### TASK DESCRIPTION
Please filter the data below down to the lines holding the string "icon".

### DATA SUPPLIED

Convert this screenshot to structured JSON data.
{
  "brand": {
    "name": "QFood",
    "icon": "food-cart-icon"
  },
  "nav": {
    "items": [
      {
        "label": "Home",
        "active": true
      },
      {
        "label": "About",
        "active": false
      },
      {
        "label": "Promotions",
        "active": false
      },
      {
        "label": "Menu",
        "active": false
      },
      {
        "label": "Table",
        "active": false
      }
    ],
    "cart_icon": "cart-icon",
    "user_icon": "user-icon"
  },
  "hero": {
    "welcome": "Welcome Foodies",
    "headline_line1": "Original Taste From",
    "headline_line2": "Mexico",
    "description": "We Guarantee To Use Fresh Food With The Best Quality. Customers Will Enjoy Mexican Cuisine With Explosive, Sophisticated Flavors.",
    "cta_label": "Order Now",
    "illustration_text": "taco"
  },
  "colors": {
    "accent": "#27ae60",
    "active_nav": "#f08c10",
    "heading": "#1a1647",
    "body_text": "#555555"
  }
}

### REPLY TO THE EXERCISE
    "icon": "food-cart-icon"
    "cart_icon": "cart-icon",
    "user_icon": "user-icon"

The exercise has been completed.